Sometimes, Klopp does it by simply staying silent. During the 2012 DFB [German Football Association] Cup campaign, he would show players in the BVB changing room emotionally charged pictures of earlier cup finals, but without saying a word. The result was the team romping their way through the early rounds of a competition they had hitherto hated, humiliating Bayern Munich 5:2 in the final.
5 Commit yourself to a common set of values
Jürgen Klopp isn’t a friend to his players, he’s a partner. He has maximum respect for his players and demands maximum respect from them in return: respect for him personally and also for the team and what they’re trying to achieve. “I would never sign an asshole just because he’s great at football,” he says.
The pledge that every BVB player had to sign in 2011 is now the stuff of legend. It had seven points; unconditional commitment; passionate obsession; determination, regardless of how the game is going; a preparedness to support everyone; a willingness to seek help; a commitment to contribute 100 per cent effort for the good of the team, and the assumption of personal responsibility. Klopp’s pledge is now quoted in management text books.
There are also hard and fast rules for awkward situations. Anyone who doesn’t make it into Klopp’s team is allowed to express his disappointment, but only immediately after finding out, which normally means the day before a game. Klopp allows no further comment once they’re at the ground and ready for the match itself.
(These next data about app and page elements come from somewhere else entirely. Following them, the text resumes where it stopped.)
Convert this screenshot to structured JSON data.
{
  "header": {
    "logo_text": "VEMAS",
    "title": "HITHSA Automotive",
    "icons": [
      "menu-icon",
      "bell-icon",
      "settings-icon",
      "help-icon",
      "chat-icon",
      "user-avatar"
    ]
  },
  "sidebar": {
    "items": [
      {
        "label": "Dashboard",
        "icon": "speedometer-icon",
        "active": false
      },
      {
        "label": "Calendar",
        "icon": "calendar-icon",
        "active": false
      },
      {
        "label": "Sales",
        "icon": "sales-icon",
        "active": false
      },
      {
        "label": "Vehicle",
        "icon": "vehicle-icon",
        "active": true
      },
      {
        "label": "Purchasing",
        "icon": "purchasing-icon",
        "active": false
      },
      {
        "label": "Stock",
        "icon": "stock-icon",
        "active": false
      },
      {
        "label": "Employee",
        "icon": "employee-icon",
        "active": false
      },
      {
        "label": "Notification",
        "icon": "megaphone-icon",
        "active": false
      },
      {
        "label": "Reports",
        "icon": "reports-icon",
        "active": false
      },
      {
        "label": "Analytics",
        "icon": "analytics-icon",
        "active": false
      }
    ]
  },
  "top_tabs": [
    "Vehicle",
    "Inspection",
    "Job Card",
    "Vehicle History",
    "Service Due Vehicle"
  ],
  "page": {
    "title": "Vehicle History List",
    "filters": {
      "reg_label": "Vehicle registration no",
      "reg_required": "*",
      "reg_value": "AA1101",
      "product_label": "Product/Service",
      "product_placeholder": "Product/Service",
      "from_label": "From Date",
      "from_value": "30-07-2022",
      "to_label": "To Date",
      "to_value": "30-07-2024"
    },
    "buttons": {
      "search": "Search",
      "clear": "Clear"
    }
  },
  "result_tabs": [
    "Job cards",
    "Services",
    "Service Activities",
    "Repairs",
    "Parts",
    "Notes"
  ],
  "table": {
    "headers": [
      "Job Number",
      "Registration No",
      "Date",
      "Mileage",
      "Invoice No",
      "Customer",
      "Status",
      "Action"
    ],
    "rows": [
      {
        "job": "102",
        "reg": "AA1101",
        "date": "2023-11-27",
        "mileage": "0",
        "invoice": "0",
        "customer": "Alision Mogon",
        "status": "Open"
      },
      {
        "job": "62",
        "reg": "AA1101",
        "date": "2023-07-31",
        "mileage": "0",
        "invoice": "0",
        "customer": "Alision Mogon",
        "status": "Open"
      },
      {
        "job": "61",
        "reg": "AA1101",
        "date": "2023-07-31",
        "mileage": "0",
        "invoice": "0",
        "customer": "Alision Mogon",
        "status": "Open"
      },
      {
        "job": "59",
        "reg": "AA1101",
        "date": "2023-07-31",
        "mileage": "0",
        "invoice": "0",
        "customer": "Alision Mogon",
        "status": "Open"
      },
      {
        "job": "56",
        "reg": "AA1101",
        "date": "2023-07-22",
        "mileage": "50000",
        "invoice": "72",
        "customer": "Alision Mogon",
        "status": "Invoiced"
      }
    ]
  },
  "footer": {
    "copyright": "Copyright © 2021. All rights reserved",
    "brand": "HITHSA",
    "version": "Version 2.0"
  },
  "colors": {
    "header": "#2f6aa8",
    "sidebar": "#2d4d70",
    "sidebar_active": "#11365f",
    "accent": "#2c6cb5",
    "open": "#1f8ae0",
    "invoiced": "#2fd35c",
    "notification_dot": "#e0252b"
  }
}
An individual’s situation can’t take precedence over respect for one’s teammates.
Klopp’s teams know that when they all work together, they’re stronger than the sum of their parts. “If that co-operation isn’t there,” he says, “something’s missing.”